Citing PatentFiling datePublication dateApplicantTitle
US3757876 *Sep 1, 1971Sep 11, 1973Smith InternationalDrilling and belling apparatus
US3794126 *Aug 23, 1973Feb 26, 1974Smith InternationalDrilling and belling apparatus
US4365677 *Mar 23, 1981Dec 28, 1982The Robbins CompanyEarth boring apparatus
US4396076 *Apr 27, 1981Aug 2, 1983Hachiro InoueUnder-reaming pile bore excavator
US4488606 *Apr 1, 1983Dec 18, 1984Hachiro InoueMethod of excavating an under-reamed pile bore
US4491022 *Feb 17, 1983Jan 1, 1985Wisconsin Alumni Research FoundationCone-shaped coring for determining the in situ state of stress in rock masses
US4971163 *Sep 12, 1989Nov 20, 1990Kabushiki Kaisha Konoike GumiDrilling bucket apparatus for cast-in-place piles with expanded bottoms
US6854536 *Jan 14, 2002Feb 15, 2005Cementation Foundations Skanska LimitedPile reamer with spoil container
US8899339Jan 16, 2009Dec 2, 2014Exxonmobil Upstream Research CompanySystems and methods for regulating flow in a wellbore
US20040108143 *Jan 14, 2002Jun 10, 2004England Melvin GerrardPile reamer with spoil container
US20100276160 *Jan 16, 2009Nov 4, 2010Tolman Randy CSystems and Methods For Regulating Flow In A Wellbore
US20140374161 *Jan 21, 2013Dec 25, 2014Wilson Roberto TEIXEIRADevice for enlarging caisson bases
EP0517603A1 *Jun 5, 1992Dec 9, 1992Société Française de Stockage Géologique "GEOSTOCK" (Société à responsabilité limitée)Method for drilling a blind well, in particular of big diameter, and drilling tool for carrying it out
U.S. Classification175/285, 175/311, 175/263

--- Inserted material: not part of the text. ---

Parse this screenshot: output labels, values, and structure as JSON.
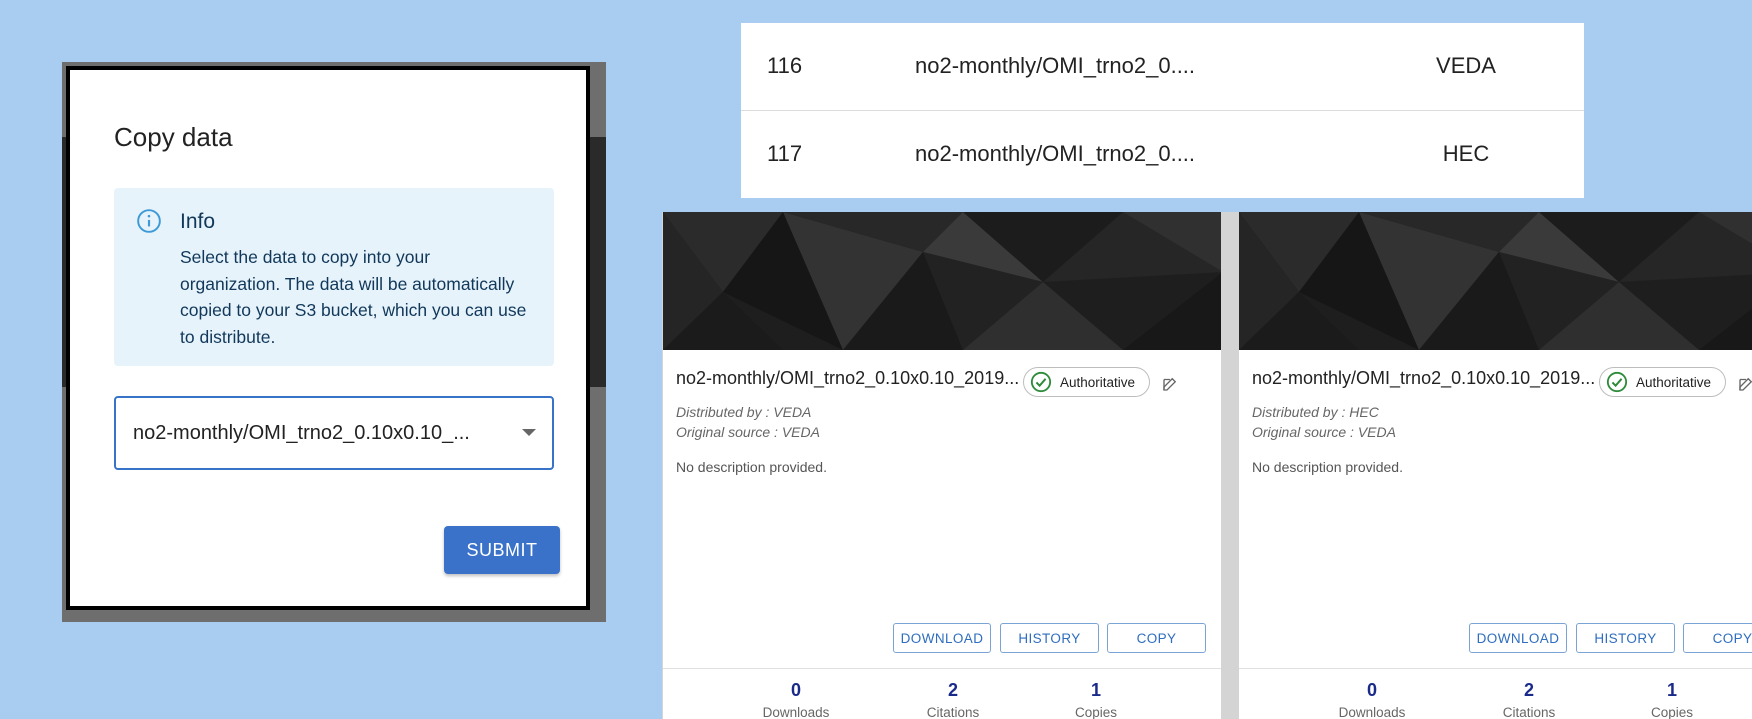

International ClassificationE21B10/32, E21B10/26
Cooperative ClassificationE21B10/32
European ClassificationE21B10/32